Counterpoint: The Citizen and His Browser, Volunteering Alone – by Michael Turk

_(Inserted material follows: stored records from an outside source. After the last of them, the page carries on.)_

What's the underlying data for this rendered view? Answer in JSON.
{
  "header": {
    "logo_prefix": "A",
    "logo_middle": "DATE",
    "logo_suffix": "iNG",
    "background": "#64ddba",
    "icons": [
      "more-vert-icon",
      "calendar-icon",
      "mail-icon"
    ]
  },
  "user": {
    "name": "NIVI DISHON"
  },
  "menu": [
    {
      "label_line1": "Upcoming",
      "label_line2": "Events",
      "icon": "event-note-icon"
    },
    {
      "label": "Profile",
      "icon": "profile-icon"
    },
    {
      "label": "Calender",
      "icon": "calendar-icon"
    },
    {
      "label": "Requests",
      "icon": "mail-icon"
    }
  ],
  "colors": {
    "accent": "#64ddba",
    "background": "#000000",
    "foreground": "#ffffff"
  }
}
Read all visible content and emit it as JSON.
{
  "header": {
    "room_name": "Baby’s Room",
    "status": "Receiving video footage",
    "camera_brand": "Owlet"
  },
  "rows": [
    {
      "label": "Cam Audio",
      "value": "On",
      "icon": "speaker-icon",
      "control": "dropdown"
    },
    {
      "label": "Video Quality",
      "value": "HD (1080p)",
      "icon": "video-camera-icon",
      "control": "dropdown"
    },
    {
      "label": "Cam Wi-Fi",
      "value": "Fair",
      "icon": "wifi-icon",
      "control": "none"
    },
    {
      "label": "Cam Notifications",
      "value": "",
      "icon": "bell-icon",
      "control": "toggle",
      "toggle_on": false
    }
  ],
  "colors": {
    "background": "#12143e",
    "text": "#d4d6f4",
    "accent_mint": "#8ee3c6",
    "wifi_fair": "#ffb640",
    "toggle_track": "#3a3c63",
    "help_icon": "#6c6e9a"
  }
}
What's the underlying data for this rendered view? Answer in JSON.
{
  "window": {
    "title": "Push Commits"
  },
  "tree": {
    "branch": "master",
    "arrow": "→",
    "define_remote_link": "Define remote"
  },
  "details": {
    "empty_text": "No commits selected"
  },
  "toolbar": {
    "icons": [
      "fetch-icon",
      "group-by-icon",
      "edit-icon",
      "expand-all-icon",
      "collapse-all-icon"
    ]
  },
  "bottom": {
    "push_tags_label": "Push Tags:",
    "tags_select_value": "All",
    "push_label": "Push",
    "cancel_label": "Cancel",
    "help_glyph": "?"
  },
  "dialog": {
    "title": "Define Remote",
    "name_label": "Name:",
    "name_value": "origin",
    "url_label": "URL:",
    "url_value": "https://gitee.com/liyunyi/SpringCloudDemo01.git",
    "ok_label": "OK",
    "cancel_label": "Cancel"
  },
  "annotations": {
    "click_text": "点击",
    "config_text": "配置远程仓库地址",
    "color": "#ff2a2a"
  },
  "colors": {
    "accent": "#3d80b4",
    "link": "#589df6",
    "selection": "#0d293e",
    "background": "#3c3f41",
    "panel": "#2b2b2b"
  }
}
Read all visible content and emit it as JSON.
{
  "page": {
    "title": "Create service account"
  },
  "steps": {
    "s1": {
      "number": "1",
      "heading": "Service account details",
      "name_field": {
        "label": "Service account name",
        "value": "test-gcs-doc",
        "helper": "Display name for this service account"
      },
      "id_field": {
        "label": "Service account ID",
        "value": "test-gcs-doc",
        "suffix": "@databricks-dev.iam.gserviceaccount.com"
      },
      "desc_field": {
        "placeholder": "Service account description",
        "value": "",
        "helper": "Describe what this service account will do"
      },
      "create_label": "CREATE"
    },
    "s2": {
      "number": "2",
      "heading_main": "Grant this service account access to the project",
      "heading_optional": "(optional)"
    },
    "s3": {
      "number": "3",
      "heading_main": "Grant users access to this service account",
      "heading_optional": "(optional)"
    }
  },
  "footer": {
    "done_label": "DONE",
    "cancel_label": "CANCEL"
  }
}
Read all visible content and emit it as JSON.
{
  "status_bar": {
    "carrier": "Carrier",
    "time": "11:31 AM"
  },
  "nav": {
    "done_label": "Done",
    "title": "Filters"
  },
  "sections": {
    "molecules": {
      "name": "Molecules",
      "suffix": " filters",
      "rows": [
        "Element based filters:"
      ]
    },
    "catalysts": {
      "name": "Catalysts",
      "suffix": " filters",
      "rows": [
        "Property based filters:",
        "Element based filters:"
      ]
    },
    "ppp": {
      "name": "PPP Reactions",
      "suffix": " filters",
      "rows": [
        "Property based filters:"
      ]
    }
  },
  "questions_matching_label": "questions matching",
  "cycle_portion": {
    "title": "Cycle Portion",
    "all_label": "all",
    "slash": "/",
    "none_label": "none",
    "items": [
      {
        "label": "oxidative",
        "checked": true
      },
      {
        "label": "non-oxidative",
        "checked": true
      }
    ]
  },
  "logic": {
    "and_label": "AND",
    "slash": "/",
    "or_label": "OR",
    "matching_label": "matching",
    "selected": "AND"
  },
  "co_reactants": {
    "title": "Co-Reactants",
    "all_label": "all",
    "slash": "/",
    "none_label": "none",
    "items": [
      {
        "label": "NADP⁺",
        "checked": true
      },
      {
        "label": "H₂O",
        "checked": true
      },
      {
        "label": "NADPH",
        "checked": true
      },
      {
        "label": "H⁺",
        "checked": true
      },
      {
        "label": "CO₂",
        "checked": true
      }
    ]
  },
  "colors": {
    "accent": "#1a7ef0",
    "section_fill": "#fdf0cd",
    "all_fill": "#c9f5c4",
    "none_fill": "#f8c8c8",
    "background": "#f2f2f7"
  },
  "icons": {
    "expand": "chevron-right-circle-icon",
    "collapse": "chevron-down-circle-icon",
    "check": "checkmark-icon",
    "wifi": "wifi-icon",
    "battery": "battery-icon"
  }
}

<p>Interesting and scary. The RNC "gets it" but unfortunately Zephr Teachout doesn't <a href="" title=""></a></p> <p>Distributed campaigning is obviously the wave of the future, Michael Turk takes aim at Zephr Teachout's call for "old-school" community building as an "end" in an of itself.<br /> <a href="">Counterpoint: The Citizen and His Browser, Volunteering Alone – by Michael Turk</a> – <em> <p> I spent a good deal of time reading and digesting Zephyr Teachout’s article on the nature of society, the need to be a part of social groups and the desire to use that need to organize. It really is an interesting read – unfortunately, in my opinion, it’s wrong in almost all of its assumptions and conclusions about the nature of people, society and the transformative power of the Internet. </p> <p> Invoking Robert Putnam’s <a href="">Bowling Alone</a> and Peter Najarian’s <a href="">Great American Loneliness</a>, Zephyr seems to argue that people need societal collectives to be complete but ignores the fact that the trends they document stand in stark contrast to the Locke-esque belief she espouses. Everything she cites reinforces the notion that people are growing further and further apart, but there is little recognition given to the possibility – or probability – that this may be by choice. </p> <p></p></em> [<a href="">PDF Feature</a>]</p>